The evolutionary problem, though, is that there's no evolutionary benefit to having a big brain if there's a large and secure source of dense calories easily captured by creatures with only big muscles.

• @James your single-vote "unclear what you're asking" is completely wrong. It's perfectly obvious what OP is asking, even though he's slightly wrong about our strength relative to other Great Apes. – RonJohn Dec 1 '18 at 7:18

The development of our brain reduces the amount of muscle, hairs (arguable) and senses.

That is a remarkable mixed bag in one sentence.

1) Muscle: No, the metabolic demands of the brain have nothing to do with the amount of muscle we possess. If it comes to that, nobody is quite sure why we are (relative to chimps, for instance) weak.

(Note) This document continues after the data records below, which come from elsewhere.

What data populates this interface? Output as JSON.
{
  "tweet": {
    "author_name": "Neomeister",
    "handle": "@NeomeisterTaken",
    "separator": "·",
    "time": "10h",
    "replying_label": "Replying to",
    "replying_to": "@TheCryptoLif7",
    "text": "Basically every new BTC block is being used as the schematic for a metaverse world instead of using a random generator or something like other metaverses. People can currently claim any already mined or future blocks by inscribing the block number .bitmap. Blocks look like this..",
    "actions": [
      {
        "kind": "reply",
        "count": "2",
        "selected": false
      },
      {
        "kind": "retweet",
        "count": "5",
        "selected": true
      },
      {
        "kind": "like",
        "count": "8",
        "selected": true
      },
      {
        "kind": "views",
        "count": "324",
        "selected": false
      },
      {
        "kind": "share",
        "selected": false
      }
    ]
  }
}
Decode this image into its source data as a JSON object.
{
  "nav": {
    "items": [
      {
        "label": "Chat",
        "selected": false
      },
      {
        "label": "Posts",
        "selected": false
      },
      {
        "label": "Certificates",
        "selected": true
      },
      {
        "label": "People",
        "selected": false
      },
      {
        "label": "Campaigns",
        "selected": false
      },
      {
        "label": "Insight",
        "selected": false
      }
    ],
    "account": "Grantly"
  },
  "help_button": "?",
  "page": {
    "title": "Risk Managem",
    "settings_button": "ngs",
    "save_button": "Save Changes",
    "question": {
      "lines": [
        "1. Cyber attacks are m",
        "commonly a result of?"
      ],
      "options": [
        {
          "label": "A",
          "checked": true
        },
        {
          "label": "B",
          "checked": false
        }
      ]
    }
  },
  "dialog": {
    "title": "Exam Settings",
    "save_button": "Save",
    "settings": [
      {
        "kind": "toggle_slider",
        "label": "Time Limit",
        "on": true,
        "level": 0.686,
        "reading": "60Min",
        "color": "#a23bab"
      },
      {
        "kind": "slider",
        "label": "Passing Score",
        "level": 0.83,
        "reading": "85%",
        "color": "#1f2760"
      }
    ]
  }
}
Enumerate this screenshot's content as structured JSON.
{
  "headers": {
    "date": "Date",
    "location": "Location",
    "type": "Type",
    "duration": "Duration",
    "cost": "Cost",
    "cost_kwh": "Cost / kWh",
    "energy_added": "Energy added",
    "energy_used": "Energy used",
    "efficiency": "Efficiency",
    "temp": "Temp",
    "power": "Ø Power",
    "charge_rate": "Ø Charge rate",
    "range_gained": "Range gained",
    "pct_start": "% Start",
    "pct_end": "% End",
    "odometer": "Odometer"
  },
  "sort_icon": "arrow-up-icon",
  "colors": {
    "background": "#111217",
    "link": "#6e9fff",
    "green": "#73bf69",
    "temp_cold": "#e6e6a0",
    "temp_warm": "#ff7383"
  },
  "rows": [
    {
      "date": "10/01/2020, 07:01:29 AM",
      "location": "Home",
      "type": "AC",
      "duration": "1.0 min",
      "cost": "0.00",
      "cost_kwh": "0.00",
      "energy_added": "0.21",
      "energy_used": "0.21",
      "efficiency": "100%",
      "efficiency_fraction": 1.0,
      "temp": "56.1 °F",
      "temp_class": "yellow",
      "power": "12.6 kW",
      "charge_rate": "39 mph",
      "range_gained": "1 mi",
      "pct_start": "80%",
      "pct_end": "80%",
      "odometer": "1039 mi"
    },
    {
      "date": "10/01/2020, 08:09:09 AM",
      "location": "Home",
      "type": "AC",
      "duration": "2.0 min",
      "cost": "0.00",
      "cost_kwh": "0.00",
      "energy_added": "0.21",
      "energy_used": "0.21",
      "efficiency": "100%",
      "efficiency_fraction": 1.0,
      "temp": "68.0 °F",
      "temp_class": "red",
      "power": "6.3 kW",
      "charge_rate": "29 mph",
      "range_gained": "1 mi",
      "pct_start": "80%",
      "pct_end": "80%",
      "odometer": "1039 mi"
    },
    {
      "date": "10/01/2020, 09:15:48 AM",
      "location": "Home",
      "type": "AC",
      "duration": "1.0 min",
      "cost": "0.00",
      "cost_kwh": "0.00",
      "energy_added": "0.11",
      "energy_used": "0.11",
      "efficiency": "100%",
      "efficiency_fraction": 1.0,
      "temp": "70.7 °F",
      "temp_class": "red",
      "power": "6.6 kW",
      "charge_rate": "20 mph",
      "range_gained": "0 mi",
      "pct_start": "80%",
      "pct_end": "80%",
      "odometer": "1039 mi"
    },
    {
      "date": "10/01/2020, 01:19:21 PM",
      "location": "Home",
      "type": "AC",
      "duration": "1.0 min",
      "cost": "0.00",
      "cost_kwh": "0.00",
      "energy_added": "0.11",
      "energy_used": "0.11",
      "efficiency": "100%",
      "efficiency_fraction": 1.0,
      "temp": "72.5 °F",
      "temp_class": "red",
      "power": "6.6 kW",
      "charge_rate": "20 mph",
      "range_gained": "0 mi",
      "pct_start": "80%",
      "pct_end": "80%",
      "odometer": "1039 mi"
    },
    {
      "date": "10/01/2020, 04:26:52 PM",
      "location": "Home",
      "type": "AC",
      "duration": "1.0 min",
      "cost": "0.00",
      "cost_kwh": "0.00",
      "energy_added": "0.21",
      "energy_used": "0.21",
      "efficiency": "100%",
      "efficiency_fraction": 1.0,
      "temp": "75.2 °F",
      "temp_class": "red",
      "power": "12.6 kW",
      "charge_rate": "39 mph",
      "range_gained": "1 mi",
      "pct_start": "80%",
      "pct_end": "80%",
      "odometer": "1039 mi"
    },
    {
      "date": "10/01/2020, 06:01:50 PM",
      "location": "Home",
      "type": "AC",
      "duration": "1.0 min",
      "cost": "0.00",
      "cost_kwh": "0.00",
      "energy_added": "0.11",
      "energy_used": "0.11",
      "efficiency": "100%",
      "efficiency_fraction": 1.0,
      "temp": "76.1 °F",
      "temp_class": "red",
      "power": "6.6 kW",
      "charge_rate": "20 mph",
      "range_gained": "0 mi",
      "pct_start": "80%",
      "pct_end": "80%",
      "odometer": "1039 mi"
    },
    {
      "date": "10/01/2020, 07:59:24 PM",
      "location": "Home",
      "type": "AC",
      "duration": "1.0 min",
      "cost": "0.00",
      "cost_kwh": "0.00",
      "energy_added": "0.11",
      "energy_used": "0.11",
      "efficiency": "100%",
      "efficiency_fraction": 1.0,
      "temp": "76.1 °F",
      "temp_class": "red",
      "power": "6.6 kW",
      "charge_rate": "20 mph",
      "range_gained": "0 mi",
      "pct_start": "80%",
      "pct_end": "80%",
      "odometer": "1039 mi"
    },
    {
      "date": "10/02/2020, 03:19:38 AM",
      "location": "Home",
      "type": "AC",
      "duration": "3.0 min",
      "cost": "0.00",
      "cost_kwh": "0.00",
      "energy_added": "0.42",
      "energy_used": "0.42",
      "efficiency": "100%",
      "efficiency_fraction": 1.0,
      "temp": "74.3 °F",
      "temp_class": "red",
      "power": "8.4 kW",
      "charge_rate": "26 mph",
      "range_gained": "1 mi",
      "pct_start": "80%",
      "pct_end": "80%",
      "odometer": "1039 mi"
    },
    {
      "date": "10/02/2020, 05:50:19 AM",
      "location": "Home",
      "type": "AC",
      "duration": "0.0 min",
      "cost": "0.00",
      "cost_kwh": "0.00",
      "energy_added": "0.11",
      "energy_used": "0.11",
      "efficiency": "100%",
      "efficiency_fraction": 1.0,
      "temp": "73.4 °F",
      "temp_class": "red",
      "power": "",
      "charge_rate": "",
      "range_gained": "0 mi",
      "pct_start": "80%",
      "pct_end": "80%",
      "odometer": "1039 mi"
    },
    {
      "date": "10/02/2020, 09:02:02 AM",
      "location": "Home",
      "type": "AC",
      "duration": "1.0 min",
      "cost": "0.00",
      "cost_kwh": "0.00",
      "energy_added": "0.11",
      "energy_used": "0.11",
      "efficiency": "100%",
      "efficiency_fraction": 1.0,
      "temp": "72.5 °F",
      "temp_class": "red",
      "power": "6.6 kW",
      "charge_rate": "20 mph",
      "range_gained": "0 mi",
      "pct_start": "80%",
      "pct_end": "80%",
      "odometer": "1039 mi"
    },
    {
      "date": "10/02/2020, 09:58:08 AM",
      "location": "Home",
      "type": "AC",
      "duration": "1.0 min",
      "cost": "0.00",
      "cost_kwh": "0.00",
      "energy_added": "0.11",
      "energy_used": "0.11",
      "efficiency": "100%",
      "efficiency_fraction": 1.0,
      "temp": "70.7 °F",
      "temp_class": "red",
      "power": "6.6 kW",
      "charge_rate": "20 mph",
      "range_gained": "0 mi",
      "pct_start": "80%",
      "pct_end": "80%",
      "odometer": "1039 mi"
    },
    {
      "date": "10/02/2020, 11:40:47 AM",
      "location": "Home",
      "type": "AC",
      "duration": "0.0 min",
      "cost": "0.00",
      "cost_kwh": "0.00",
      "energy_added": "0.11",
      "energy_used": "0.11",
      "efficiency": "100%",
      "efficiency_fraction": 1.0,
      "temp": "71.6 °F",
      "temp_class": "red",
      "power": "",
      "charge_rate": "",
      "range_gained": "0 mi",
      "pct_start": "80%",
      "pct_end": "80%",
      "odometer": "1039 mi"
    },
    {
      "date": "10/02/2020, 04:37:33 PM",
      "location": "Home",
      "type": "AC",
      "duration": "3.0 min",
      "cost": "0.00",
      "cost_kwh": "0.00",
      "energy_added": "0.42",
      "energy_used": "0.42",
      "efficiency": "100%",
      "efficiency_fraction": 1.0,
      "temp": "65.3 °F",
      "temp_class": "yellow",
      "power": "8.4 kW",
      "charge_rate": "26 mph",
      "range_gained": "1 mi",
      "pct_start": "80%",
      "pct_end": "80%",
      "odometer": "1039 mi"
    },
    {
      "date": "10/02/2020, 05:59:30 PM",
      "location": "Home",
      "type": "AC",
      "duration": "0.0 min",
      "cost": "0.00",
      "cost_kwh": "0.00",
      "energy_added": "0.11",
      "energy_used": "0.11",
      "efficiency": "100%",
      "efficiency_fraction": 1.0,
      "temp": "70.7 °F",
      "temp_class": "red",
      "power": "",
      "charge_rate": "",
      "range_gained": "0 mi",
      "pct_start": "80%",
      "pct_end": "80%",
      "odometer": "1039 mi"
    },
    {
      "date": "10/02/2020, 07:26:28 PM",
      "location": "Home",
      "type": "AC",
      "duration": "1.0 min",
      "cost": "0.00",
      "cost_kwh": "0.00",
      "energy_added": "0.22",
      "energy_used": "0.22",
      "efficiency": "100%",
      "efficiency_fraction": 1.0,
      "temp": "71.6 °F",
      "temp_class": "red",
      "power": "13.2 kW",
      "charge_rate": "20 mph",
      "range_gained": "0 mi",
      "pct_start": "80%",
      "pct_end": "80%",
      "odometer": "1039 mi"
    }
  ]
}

It seems likely that Neandertals were very strong, and apparently we wiped them out. So it's clear that, for one reason or another, beyond our current limits more muscle simply doesn't help survival all that much. The existence of freakishly strong people shows what the human genotype is capable of, and such people do not seem to be short-lived the way, for instance, super-tall people with an excess of HGH are. It's just that it doesn't do much good to be super-strong in a world of tool-users.

2) Hair. Oh, hell no. The metabolic load for growing hair is simply not an issue. After all, if hair follicles produce long-lived hair, the total effect will be more hair and a shorter replacement rate will work. Rather, it's an issue of heat management, and we seem to be adapted to be long-distance runners in a hot climate. More body hair and our deep ancestors would have been in deep trouble.

3) Senses. Now there you're on to something. Sort of. But probably not really. A large chunk of our brain is devoted to visual processing. In the process, we've lost (if we had it) a lot of smell-oriented abilities, although we also don't have an enormous number of scent receptors, either. Dogs, for instance, have an enormous suite of receptors. And their vision is not great. However, much of what people think of as "limited" abilities in our senses are partly due to the fact that most of us simply don't need to pay that much attention to our senses, other than sight. Our hearing is actually quite good, although the limited size of our ears is a limit. And note that some issues require other specializations. Some owls, for instance, have superb auditory location ability (good for hunting in the dark) - but their ear anatomy is asymmetrical to help the process. We don't have the long-distance vision of raptors, but the eye anatomy which produces that vision would be pretty useless - we don't need to spot mice at 100 meters, and we do need to be able both to see fine detail up close and have decent peripheral vision. And some people have much more discerning taste abilities than most.

It's true that if less of our brains were devoted to "cognition" (whatever that is), we'd have more to spare for sensory processing, but it's not clear that that would actually help much, so it doesn't happen. Note that other species would seem to be able to perform better with better senses, but they don't grow bigger brains to allow it. Apparently, there is a point of diminishing returns on sensory processing. What we did was to invest our resources in a different sort of processing, and that made such a big difference that it allowed for larger brains to survive.

Of course, there is a certain chicken-and-egg issue here, and the subject of exactly why our brains got big in the first place is the subject of long-standing, sometime acrimonious, and certainly inconclusive debate.

• to be clear humans have better vision and hearing than our ancestors, and our sense of smell is comparable to that of other apes, apes just don't have as much need for smell. Humans did not loose anything sense wise to get our large brain if anything our sense are better because of it. much of cognition IS sensory processing, things like speech, facial features, social cues. – John Dec 1 '18 at 6:33
• and the subject of exactly why our brains got big in the first place is the subject of long-standing debate Man, I wish I could skip forward through time about 20 years at a go and see what the crows and dolphins do. – Draco18s Dec 3 '18 at 0:24